Instructions for the task:
Make an exact copy of the records below. Include every line.
* * * * *
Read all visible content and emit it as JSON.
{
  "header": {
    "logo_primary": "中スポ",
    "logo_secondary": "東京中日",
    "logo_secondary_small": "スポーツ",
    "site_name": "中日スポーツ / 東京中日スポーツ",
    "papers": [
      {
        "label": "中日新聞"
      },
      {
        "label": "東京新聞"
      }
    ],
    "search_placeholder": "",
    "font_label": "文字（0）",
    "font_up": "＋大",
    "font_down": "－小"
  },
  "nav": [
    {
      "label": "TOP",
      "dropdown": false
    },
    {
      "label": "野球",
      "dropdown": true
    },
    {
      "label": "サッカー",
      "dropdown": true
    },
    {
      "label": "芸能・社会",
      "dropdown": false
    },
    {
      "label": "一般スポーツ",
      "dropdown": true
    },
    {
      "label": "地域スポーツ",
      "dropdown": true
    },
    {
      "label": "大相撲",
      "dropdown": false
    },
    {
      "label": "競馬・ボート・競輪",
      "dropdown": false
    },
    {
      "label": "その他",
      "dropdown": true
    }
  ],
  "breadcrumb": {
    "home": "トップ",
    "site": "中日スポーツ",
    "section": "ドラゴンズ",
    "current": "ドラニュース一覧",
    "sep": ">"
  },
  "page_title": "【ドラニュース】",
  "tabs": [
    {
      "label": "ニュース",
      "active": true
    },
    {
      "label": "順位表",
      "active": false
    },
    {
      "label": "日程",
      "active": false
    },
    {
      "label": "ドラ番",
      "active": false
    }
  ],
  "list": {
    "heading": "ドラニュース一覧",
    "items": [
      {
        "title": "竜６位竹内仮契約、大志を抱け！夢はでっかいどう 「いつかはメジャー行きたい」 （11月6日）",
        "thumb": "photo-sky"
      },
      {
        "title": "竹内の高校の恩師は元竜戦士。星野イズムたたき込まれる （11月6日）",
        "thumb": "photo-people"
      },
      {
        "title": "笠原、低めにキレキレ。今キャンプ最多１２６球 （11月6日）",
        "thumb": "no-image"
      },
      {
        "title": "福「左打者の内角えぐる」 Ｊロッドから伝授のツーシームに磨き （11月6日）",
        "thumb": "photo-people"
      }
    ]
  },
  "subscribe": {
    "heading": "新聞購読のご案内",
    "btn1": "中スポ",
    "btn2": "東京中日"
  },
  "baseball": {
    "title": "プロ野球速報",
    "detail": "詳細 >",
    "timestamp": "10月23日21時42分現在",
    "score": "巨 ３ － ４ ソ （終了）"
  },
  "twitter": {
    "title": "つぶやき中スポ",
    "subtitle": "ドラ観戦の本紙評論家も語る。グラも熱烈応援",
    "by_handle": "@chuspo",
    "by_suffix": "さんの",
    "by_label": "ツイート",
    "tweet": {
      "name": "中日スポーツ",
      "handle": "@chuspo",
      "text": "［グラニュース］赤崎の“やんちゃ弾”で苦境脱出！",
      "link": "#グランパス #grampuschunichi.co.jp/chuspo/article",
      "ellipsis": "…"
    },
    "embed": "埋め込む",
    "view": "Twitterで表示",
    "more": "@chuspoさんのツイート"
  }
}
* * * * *
Result below:
Read all visible content and emit it as JSON.
{
  "header": {
    "logo_primary": "中スポ",
    "logo_secondary": "東京中日",
    "logo_secondary_small": "スポーツ",
    "site_name": "中日スポーツ / 東京中日スポーツ",
    "papers": [
      {
        "label": "中日新聞"
      },
      {
        "label": "東京新聞"
      }
    ],
    "search_placeholder": "",
    "font_label": "文字（0）",
    "font_up": "＋大",
    "font_down": "－小"
  },
  "nav": [
    {
      "label": "TOP",
      "dropdown": false
    },
    {
      "label": "野球",
      "dropdown": true
    },
    {
      "label": "サッカー",
      "dropdown": true
    },
    {
      "label": "芸能・社会",
      "dropdown": false
    },
    {
      "label": "一般スポーツ",
      "dropdown": true
    },
    {
      "label": "地域スポーツ",
      "dropdown": true
    },
    {
      "label": "大相撲",
      "dropdown": false
    },
    {
      "label": "競馬・ボート・競輪",
      "dropdown": false
    },
    {
      "label": "その他",
      "dropdown": true
    }
  ],
  "breadcrumb": {
    "home": "トップ",
    "site": "中日スポーツ",
    "section": "ドラゴンズ",
    "current": "ドラニュース一覧",
    "sep": ">"
  },
  "page_title": "【ドラニュース】",
  "tabs": [
    {
      "label": "ニュース",
      "active": true
    },
    {
      "label": "順位表",
      "active": false
    },
    {
      "label": "日程",
      "active": false
    },
    {
      "label": "ドラ番",
      "active": false
    }
  ],
  "list": {
    "heading": "ドラニュース一覧",
    "items": [
      {
        "title": "竜６位竹内仮契約、大志を抱け！夢はでっかいどう 「いつかはメジャー行きたい」 （11月6日）",
        "thumb": "photo-sky"
      },
      {
        "title": "竹内の高校の恩師は元竜戦士。星野イズムたたき込まれる （11月6日）",
        "thumb": "photo-people"
      },
      {
        "title": "笠原、低めにキレキレ。今キャンプ最多１２６球 （11月6日）",
        "thumb": "no-image"
      },
      {
        "title": "福「左打者の内角えぐる」 Ｊロッドから伝授のツーシームに磨き （11月6日）",
        "thumb": "photo-people"
      }
    ]
  },
  "subscribe": {
    "heading": "新聞購読のご案内",
    "btn1": "中スポ",
    "btn2": "東京中日"
  },
  "baseball": {
    "title": "プロ野球速報",
    "detail": "詳細 >",
    "timestamp": "10月23日21時42分現在",
    "score": "巨 ３ － ４ ソ （終了）"
  },
  "twitter": {
    "title": "つぶやき中スポ",
    "subtitle": "ドラ観戦の本紙評論家も語る。グラも熱烈応援",
    "by_handle": "@chuspo",
    "by_suffix": "さんの",
    "by_label": "ツイート",
    "tweet": {
      "name": "中日スポーツ",
      "handle": "@chuspo",
      "text": "［グラニュース］赤崎の“やんちゃ弾”で苦境脱出！",
      "link": "#グランパス #grampuschunichi.co.jp/chuspo/article",
      "ellipsis": "…"
    },
    "embed": "埋め込む",
    "view": "Twitterで表示",
    "more": "@chuspoさんのツイート"
  }
}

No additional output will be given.